(Material for this task):
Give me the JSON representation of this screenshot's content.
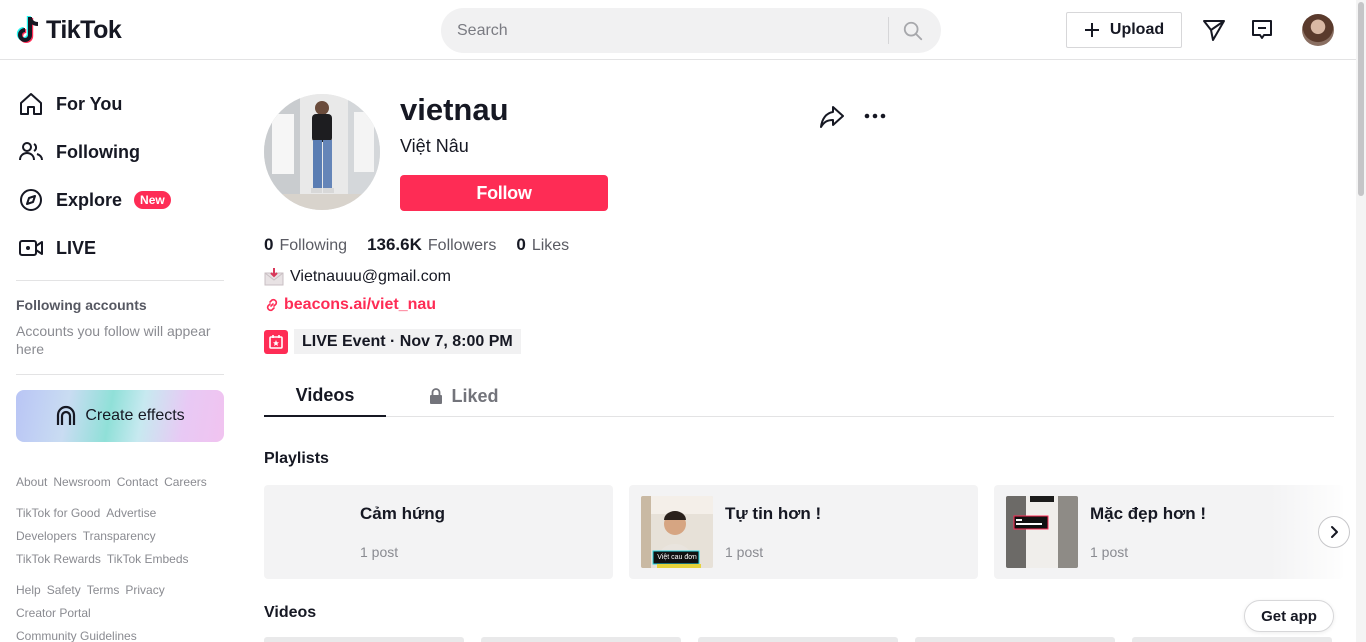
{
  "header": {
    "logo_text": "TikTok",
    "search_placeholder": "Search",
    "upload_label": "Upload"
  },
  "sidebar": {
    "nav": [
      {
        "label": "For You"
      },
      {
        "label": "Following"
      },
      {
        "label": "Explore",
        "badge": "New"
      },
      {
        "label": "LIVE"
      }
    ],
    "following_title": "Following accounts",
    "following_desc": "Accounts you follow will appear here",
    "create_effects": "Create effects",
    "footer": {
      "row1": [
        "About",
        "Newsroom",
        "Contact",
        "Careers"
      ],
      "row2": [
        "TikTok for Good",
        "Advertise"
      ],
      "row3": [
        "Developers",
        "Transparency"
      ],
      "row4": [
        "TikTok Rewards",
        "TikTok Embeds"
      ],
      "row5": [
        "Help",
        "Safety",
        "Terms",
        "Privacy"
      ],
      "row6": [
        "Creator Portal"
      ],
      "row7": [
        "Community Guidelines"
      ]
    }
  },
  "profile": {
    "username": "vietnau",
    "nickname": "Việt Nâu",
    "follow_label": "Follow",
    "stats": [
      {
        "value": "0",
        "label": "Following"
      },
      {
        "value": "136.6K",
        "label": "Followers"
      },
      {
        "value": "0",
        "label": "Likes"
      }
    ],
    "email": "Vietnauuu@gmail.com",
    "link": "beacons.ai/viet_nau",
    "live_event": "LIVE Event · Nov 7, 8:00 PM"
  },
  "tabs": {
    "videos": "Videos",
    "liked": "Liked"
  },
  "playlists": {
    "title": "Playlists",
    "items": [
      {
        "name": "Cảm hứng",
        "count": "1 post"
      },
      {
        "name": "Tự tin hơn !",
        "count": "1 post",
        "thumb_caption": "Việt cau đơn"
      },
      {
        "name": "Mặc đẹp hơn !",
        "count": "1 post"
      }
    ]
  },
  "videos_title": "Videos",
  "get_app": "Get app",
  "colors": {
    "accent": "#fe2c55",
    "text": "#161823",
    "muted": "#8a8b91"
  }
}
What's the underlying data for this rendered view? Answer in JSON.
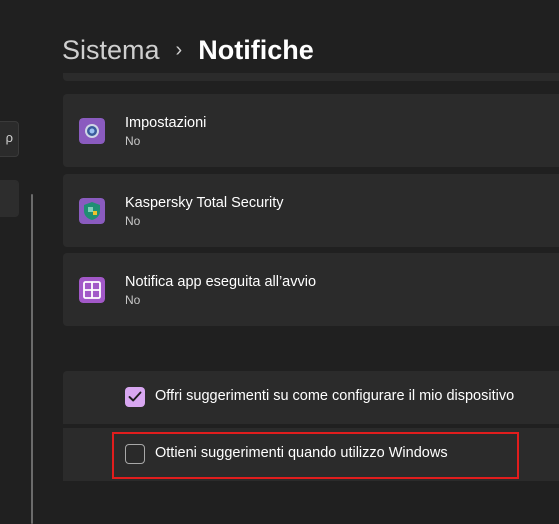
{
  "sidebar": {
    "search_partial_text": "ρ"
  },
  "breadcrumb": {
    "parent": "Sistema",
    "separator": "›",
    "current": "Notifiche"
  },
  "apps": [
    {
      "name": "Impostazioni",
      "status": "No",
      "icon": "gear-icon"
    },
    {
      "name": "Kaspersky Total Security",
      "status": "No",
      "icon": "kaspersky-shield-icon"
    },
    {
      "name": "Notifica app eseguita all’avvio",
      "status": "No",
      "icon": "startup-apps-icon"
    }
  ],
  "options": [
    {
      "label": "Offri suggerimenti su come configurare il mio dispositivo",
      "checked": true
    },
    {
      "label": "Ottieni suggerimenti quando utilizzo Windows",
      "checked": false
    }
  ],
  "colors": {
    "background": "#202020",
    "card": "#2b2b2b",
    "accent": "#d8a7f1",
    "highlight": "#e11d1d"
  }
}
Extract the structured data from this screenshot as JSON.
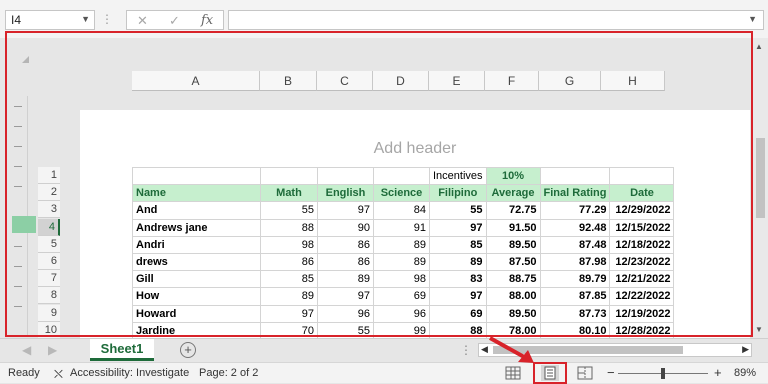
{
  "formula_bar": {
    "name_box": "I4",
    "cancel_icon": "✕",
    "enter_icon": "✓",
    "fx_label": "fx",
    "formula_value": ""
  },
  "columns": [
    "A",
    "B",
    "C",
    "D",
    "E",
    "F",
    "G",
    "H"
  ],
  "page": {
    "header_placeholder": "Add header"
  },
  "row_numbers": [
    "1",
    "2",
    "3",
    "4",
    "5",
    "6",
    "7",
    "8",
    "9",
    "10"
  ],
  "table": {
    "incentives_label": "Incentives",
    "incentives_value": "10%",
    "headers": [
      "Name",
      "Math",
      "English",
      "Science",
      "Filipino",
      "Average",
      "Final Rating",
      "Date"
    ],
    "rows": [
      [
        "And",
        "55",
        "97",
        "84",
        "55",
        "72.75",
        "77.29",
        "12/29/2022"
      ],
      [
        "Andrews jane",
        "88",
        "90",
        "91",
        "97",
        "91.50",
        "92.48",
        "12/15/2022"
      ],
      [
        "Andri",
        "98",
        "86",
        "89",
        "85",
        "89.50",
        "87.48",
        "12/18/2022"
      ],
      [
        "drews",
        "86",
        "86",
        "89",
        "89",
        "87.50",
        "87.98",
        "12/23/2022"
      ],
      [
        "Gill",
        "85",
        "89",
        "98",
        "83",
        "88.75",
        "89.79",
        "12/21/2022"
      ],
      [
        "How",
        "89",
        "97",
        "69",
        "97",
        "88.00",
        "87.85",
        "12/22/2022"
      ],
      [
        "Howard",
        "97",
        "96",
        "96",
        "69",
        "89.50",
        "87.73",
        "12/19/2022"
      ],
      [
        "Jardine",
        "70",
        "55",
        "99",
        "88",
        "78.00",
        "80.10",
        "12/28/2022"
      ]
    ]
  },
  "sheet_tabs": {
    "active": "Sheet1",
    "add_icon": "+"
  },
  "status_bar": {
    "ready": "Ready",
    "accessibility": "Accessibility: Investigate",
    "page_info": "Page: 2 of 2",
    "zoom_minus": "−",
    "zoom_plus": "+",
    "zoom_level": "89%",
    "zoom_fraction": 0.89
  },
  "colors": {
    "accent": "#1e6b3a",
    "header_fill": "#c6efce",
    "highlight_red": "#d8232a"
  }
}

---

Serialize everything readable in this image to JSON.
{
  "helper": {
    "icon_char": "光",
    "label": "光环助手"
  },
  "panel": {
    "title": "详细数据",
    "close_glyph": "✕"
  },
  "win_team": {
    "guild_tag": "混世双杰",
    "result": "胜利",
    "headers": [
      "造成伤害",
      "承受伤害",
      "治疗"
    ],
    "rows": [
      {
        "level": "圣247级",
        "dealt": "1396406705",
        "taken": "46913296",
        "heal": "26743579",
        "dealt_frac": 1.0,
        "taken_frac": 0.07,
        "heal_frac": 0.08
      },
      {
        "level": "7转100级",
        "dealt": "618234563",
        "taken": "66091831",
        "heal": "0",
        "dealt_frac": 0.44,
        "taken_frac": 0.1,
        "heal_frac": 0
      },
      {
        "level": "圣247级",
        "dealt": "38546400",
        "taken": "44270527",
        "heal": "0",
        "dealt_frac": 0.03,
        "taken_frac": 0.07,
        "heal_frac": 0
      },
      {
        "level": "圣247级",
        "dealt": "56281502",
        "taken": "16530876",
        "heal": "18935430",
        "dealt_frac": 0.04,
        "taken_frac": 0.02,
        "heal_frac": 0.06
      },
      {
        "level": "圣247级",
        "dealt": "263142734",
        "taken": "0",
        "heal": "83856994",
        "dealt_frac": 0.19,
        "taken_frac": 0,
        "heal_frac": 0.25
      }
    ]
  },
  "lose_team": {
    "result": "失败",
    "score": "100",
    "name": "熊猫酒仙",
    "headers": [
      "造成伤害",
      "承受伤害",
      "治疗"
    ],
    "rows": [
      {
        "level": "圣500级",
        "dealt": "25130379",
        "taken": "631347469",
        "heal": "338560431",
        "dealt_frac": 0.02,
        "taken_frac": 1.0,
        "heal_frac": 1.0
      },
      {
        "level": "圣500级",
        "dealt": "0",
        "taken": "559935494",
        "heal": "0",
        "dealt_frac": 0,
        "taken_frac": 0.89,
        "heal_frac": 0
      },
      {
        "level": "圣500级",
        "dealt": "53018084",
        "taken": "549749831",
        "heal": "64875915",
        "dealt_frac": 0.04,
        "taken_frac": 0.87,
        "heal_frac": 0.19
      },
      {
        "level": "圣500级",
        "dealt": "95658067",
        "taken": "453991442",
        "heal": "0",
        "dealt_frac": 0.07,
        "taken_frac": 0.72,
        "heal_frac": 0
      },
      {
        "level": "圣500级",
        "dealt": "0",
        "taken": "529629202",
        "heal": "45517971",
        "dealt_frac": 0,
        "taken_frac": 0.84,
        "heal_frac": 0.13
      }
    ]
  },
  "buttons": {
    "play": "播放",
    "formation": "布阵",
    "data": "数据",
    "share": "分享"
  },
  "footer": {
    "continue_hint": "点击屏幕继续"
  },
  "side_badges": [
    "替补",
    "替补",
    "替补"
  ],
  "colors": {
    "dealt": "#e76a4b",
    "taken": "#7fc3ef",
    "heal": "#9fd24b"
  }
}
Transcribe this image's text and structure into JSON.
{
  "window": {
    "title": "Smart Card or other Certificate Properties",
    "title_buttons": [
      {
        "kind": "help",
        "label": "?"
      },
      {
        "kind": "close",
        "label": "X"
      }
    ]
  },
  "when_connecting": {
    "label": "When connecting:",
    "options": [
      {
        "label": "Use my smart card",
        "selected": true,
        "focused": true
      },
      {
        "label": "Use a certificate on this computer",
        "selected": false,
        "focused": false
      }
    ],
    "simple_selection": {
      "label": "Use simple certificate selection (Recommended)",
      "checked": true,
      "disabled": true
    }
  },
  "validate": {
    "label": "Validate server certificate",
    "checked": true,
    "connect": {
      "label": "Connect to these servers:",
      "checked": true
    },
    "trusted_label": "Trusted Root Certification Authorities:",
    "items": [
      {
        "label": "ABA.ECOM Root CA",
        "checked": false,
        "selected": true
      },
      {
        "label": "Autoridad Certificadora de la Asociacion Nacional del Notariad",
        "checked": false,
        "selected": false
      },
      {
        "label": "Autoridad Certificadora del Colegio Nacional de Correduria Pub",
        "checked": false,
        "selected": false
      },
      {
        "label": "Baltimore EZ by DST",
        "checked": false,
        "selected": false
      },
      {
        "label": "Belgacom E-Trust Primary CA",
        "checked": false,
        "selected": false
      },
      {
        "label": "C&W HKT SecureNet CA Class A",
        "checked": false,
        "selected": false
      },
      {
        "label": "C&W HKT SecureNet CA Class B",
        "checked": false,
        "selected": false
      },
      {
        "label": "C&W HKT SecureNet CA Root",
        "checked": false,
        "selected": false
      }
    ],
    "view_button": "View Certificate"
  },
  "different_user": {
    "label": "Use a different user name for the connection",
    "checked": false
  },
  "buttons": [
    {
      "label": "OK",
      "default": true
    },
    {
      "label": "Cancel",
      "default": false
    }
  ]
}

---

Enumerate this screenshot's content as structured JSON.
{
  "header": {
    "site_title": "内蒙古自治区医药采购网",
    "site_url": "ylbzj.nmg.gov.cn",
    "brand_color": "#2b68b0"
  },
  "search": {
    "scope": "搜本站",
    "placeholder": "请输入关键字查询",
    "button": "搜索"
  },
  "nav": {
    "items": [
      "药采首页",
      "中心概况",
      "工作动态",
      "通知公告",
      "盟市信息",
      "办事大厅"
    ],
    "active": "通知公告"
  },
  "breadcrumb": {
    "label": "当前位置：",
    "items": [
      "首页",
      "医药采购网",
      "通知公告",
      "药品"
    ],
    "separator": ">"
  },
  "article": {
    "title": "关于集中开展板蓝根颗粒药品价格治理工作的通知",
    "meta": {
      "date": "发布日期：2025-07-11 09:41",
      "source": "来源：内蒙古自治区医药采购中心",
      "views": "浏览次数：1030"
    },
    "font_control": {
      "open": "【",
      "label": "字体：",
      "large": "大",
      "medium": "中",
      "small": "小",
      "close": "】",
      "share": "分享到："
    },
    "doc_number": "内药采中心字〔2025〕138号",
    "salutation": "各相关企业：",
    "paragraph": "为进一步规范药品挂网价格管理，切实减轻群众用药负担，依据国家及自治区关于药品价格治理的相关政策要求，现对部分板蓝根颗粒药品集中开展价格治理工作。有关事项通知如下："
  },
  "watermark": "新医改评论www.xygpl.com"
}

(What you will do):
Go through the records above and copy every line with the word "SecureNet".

(Output below):
        "label": "C&W HKT SecureNet CA Class A",
        "label": "C&W HKT SecureNet CA Class B",
        "label": "C&W HKT SecureNet CA Root",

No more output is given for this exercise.